Circumstances, results, and motivation are three important aspects of examining one’s conscience thoroughly. But it’s equally important not to be scrupulous. We all tend to know when we’ve been selfish or irresponsible. That tends to jump out at us if we’re honest.
Antonio, it’s not “my logic.” I form my answers based on my training in moral theology and the Church documents: what the Church defines as sin and how we are to evaluate our own sinfulness, or lack thereof. The information, though, is available to anyone: it’s not necessary to have any advanced training or knowledge. There are really good & thorough examinations of conscience out there, and there are spiritual guides regarding the 7 Capital Sins, or the motivators for our sins. Also, the Saints and many simply holy priests have written about how we should assess ourselves as to falling short of God’s commands and the Christian life.
You never mentioned “Robin Hood,” but no, the Church does not approve, generally, of individuals using evil ends for good means. Individual lawlessness is a form of arrogance, not to mention anarchy (disrespect of authoritative law, which the Church tells us we must abide by as part of the Fourth Commandment). True civil disobedience, or the organized effort to oppose universally unjust laws – not just subjectively judged injustice – is approved, such as the civil rights efforts of the 1960’s, etc. Ditto for pacifist activism during similar periods (opposing use of nuclear weapons, opposing optional wars which do not fall into the Church’s Just War category, etc.). Also true conscientious objection to war, such as what the Franciscans embrace as an Order, is an example of legitimately resisting war as an individual, based on allegiance to a philosophy or ethic of an organization or belief system (Quakers also).
But we do not take the law into our hands based on a rogue (Robin Hood) or private assessment of “righting wrongs.”
A legendary “Robin Hood” campaign does not fall into any of the above categories.
I think you’d have to give us an example, because that’s very broad. Second, do you understand that our Church provides the guide for what is. as you say, “wrong” (naturally especially through Jesus’ words, and His own adherence to God’s law)?
If something is wrong, as in immoral, it is sinful if the person acted with full knowledge of that and without coercion or necessity.
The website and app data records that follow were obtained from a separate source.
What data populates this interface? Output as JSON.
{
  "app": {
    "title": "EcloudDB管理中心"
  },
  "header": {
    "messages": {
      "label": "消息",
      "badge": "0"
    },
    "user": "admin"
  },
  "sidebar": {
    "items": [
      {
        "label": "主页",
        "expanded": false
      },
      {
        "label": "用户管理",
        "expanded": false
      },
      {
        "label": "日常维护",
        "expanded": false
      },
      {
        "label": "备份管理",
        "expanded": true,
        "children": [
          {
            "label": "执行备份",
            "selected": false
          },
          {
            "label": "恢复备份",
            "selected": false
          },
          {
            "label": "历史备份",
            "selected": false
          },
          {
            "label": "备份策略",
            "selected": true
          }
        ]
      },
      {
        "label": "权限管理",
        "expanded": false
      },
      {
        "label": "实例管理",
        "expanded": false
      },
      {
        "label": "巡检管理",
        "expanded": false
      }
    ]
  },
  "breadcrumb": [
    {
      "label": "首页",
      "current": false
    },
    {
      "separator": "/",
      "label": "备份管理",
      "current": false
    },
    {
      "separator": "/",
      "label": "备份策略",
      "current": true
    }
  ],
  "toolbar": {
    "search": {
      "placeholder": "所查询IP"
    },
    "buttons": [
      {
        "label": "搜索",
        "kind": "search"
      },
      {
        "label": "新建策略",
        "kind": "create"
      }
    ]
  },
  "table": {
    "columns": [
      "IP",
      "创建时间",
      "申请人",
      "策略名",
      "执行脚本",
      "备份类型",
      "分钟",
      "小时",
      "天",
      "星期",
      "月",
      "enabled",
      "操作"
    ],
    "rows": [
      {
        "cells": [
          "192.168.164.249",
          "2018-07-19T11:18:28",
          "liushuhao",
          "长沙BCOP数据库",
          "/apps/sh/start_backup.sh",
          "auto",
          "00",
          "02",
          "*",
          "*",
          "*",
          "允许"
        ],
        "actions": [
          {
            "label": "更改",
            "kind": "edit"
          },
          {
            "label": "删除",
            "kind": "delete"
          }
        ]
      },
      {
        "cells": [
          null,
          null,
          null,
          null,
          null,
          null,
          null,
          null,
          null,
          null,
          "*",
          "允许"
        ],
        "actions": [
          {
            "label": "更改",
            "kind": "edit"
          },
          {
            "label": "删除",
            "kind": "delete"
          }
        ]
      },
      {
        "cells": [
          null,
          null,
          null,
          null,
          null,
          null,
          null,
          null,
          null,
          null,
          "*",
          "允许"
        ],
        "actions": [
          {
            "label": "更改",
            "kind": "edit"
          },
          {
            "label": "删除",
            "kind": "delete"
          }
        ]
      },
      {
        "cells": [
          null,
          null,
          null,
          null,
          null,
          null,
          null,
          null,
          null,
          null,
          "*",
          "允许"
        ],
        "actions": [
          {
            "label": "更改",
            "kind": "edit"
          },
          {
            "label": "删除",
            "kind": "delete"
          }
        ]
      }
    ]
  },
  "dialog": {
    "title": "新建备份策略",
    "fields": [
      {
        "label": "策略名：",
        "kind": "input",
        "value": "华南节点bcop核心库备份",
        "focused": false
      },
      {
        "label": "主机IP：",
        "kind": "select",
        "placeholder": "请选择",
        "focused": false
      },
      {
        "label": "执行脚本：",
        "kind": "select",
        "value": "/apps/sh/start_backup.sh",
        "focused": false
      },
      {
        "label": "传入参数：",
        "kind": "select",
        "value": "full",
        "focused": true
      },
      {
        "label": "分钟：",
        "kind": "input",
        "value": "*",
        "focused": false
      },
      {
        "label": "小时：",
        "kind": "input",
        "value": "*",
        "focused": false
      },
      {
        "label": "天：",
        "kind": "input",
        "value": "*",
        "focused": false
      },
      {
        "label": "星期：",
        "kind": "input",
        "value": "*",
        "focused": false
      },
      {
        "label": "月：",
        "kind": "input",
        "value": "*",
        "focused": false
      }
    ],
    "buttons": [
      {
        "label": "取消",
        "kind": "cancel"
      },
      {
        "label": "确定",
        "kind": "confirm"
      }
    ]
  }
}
The Church has been pretty explicit, for example, on what She calls unjust laws: those would be immoral laws, which the Church says we can and should break. One example would be abortion on demand, approved by the Supreme Court in 1973.
However, deciding on our own that a particular Stop sign should never have been placed there, and because it’s “wrong” (or is not visible until a driver is within a few yards of it) and should “therefore” be violated, is not an example of your proposition above. In such a case of a law creating actual danger, the citizen should inform the local government, and explain the danger and ask for modification.
Another oft-mentioned “example” (and I hope you’re not going there, poster) are the drug laws, particularly marijuana. This is many people’s favorite excuse to indulge a recreational activity: there “shouldn’t” be laws “restricting my freedom,” and after all, some people need medical marijuana, therefore I can rationalize my use of it. No, where marijuana is illegal, it’s illegal – growing, using, distributing, selling. Violating those laws is immoral. The correct action, for those so agitated about it, is to work to reverse the laws, rather than acting as your own private legislator.
Another example would be some of the welfare laws, unemployment laws, and other regulations affecting people financially. They can be subjectively viewed (many of them) as unfair, and therefore “wrong.” However, again, when we are not the law-givers we need to abide by the law, and seek to change them by legal avenues. The immoral thing would be to cheat or lie when seeking such government aid in order to redress the “wrong” of it.